Look through the data for the string "Permit". Copy every line where it is found.

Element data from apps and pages
=== Begin Enclosure ===

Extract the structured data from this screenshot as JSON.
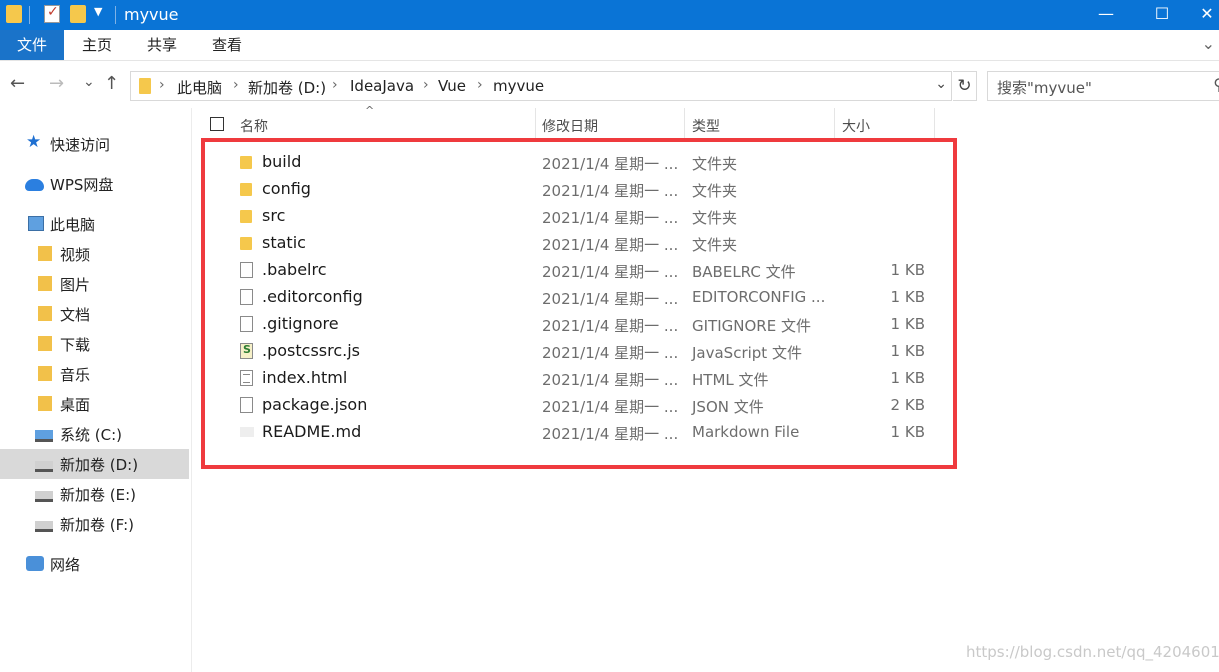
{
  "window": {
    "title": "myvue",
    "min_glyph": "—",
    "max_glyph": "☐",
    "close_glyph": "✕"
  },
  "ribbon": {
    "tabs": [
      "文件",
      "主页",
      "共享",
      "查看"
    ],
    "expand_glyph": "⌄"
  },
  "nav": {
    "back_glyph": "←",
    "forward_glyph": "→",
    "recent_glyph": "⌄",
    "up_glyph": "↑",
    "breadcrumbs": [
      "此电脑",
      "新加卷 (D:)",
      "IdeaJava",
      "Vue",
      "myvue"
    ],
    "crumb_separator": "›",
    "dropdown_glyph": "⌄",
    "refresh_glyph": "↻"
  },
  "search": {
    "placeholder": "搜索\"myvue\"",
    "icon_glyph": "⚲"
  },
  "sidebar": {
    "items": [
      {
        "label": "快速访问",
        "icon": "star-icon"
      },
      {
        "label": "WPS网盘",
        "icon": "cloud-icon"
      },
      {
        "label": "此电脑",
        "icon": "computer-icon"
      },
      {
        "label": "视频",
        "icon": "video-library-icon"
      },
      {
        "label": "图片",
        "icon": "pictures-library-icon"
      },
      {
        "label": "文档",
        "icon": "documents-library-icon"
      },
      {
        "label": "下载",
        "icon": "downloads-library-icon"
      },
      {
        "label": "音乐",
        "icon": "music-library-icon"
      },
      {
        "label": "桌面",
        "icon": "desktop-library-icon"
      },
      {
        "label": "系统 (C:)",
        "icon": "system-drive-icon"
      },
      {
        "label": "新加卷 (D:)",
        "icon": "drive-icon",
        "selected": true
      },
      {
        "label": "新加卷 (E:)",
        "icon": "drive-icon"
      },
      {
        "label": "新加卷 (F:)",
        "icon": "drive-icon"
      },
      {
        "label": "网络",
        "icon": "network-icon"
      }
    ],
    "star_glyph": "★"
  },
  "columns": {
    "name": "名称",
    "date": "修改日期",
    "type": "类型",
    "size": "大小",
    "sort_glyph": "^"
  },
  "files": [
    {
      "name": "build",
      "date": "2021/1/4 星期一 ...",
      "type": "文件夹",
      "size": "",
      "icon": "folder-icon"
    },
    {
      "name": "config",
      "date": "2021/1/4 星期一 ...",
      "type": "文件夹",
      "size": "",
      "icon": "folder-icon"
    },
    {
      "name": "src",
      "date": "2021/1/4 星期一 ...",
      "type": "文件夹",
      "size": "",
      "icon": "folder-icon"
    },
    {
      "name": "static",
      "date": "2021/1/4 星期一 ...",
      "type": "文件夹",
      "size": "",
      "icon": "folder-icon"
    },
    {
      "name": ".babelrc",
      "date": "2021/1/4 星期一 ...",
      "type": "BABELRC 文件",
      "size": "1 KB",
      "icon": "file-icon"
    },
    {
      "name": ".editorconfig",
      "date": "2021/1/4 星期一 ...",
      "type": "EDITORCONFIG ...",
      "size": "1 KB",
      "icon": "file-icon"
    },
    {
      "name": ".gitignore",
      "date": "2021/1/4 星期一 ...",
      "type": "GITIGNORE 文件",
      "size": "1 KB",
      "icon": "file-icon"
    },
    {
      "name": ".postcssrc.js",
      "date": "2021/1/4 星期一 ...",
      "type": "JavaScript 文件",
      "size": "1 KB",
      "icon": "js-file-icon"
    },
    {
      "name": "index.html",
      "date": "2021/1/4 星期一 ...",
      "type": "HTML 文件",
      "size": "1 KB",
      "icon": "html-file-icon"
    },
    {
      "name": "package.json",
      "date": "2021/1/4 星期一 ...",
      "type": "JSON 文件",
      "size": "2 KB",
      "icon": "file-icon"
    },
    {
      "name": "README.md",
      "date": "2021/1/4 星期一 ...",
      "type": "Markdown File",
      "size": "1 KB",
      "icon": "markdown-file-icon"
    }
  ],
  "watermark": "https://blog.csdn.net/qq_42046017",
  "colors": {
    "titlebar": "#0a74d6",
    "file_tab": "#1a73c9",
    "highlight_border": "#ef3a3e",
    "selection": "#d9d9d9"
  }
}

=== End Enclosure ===
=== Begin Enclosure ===

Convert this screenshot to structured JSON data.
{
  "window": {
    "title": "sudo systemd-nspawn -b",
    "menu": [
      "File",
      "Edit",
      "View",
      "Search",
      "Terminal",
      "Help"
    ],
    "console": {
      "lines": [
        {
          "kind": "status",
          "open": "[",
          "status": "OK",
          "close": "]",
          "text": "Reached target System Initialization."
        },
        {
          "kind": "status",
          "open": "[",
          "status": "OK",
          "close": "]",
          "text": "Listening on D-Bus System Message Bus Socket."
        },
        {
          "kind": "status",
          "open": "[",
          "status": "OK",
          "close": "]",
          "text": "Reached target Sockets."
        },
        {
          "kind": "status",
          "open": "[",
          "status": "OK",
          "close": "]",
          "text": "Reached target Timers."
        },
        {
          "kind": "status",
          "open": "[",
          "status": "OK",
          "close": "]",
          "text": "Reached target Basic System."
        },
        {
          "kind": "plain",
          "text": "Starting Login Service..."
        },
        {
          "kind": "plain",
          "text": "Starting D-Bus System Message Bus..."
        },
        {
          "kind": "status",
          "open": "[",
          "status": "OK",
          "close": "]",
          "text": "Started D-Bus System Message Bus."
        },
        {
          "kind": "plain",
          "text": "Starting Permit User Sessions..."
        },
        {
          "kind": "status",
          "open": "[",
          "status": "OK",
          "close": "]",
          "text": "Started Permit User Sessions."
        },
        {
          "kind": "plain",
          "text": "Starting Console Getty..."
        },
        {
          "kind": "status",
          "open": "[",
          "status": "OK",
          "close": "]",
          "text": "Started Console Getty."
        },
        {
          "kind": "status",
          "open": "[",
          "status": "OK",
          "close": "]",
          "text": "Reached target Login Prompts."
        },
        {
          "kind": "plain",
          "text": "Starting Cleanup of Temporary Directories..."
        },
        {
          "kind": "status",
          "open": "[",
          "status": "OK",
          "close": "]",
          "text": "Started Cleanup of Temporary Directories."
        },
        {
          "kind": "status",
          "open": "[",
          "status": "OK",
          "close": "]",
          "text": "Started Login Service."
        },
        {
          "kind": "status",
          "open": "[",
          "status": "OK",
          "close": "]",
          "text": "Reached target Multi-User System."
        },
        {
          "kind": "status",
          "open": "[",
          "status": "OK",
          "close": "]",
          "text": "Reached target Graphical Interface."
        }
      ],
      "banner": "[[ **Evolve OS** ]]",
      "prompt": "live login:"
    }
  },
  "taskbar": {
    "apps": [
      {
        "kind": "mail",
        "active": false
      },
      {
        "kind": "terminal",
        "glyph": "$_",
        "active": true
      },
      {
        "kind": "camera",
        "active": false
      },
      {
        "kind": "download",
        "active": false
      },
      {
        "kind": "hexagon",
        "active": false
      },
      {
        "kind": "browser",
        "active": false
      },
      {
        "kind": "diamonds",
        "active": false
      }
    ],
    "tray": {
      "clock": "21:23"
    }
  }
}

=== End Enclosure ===
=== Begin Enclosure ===

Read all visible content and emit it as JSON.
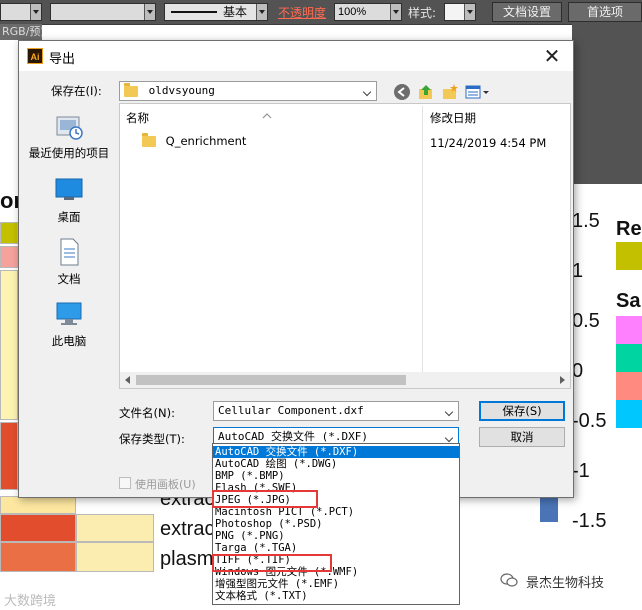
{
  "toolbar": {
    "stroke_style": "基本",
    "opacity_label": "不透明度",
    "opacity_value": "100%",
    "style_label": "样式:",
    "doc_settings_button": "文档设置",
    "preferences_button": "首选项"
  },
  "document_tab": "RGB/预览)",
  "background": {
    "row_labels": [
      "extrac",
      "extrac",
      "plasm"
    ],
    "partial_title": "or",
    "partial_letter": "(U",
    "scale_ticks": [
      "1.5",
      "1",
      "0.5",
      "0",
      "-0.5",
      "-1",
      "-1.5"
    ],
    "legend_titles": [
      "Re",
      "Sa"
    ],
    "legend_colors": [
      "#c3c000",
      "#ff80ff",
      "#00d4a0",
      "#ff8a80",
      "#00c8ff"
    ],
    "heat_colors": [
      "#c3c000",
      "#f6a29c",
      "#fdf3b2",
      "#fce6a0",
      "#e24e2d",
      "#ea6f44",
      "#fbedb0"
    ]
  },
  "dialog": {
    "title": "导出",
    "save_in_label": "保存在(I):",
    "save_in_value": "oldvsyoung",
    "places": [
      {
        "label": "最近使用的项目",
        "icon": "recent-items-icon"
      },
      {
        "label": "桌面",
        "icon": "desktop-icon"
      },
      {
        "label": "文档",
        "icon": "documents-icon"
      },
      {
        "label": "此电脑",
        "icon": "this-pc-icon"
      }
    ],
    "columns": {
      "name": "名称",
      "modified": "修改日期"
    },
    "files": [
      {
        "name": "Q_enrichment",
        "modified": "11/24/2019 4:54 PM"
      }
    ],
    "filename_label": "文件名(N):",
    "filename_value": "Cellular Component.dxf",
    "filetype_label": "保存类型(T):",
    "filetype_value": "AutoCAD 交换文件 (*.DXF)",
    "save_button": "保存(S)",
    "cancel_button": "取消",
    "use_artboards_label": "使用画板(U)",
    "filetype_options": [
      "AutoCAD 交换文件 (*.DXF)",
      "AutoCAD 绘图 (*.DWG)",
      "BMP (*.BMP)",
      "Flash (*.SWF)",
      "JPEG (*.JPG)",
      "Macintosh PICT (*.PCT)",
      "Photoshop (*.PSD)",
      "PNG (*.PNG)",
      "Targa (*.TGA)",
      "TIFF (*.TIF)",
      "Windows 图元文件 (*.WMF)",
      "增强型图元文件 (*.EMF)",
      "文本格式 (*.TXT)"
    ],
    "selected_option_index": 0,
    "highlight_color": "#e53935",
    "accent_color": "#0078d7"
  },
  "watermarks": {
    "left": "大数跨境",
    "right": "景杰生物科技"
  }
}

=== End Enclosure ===

■ **Answer to this problem**
          "text": "Starting Permit User Sessions..."
          "text": "Started Permit User Sessions."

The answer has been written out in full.